ECCO, an association of composers, songwriters and music publishers, is the legal entity responsible for administering the performing rights of its members and members of Affiliated Societies within the OECS States. Through reciprocal agreements with affiliated societies worldwide (including SOCAN in Canada, ASCAP and BMI in the USA), ECCO is responsible for licensing all public use of music in the Eastern Caribbean, irrespective of which country the songwriter is from.
The organisation’s Operations Manager, Vanesta Mortley, told reporters that the situation is the result of more international, rather than local content, being aired by local radio stations.
“The local creators would be suffering because, if their music is not being played, then the chances of them getting royalties – obviously there wouldn’t be any,” Mortley stated.
However she explained that as an organization, ECCO cannot determine what radio stations, here, play.
“That is not our role. We just have to collect and distribute royalties to the right owners,” she stated.
“The creators, through some association, of some sort, can lobby for local content, so that whatever royalties are actually collected, can be within whatever territory that the royalties are actually collected,” the ECCO Operations Manager said.
Members of ECCO met, here, over the weekend, where the royalties issue was one of the matters discussed.
Mortley said there is also concern over non-compliance, by radio stations in St. Lucia and the rest of the OECS, in paying royalties for the use of copyrighted music.
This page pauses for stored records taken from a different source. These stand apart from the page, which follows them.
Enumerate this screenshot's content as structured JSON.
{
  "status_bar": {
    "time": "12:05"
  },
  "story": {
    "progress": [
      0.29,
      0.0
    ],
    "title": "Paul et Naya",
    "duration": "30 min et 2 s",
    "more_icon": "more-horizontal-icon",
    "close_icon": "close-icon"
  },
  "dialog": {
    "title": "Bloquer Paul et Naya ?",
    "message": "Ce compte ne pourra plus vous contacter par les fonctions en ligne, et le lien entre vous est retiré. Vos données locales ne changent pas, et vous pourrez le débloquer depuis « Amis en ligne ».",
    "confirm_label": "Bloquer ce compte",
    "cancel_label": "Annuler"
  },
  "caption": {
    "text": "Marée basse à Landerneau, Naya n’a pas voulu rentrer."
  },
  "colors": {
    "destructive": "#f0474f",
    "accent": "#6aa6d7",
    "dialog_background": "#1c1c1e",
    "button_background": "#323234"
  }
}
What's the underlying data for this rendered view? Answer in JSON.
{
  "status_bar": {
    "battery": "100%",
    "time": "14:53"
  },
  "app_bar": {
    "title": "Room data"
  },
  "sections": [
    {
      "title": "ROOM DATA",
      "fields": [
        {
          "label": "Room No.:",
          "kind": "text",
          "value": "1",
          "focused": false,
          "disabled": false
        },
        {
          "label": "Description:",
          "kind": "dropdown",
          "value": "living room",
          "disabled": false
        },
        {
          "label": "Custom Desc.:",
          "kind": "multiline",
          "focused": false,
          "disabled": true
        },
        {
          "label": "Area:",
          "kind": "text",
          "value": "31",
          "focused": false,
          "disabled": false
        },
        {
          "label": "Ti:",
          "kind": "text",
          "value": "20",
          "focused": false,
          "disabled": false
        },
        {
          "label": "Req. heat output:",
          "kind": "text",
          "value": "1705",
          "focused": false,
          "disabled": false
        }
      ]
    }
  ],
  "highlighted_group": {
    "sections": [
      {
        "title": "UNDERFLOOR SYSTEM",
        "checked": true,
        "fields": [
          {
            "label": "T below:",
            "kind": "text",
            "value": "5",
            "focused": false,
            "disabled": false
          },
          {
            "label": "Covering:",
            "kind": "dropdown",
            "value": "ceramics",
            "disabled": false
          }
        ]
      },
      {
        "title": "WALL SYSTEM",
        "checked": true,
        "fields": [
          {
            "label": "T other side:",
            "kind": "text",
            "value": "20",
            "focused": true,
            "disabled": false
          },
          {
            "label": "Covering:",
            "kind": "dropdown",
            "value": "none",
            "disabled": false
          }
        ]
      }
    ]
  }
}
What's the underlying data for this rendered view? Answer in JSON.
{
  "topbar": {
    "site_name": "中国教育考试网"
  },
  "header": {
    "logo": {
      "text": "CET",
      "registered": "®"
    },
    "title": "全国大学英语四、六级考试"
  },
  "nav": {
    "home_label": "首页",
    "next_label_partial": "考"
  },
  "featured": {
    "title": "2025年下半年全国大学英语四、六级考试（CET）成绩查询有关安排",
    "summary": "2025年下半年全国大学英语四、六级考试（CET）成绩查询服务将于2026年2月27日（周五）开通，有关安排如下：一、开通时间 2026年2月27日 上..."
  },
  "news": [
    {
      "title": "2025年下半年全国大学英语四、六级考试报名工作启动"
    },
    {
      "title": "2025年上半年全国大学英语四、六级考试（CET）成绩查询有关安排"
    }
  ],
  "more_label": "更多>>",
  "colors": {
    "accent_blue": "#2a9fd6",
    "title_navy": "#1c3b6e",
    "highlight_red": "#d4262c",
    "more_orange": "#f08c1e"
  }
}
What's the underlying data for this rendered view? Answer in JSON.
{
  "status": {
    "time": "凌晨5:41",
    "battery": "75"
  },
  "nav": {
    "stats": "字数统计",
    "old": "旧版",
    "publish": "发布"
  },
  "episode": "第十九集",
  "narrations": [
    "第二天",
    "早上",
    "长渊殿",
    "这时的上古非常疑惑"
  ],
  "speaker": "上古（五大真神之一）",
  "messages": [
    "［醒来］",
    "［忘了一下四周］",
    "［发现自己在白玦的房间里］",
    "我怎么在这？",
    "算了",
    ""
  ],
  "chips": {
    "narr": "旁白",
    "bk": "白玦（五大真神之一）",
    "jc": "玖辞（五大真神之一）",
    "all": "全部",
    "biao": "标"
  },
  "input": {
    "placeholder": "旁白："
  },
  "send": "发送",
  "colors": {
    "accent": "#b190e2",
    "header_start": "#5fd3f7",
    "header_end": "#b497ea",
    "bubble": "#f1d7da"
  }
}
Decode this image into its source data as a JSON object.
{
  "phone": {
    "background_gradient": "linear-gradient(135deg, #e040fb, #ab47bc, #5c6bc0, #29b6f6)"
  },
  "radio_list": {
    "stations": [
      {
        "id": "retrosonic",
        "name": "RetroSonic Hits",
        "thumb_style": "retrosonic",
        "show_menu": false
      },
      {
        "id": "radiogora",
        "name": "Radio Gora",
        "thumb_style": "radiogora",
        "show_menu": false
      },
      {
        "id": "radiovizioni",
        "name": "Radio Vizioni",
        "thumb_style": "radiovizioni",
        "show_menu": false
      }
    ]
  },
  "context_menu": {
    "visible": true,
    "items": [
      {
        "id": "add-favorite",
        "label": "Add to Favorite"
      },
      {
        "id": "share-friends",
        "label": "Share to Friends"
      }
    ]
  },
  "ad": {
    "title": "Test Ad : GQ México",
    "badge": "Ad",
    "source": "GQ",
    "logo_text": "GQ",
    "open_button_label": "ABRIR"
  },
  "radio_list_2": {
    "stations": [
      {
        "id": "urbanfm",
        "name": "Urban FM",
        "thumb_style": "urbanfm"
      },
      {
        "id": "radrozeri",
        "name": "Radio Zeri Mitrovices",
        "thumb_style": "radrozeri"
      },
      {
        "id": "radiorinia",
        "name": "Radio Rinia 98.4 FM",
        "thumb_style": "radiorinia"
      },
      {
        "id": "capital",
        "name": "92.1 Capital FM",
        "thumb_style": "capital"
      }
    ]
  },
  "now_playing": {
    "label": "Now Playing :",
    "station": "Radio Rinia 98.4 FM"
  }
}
“For ECCO it is a major concern, because that is where most of the consumption of music is,” she asserted.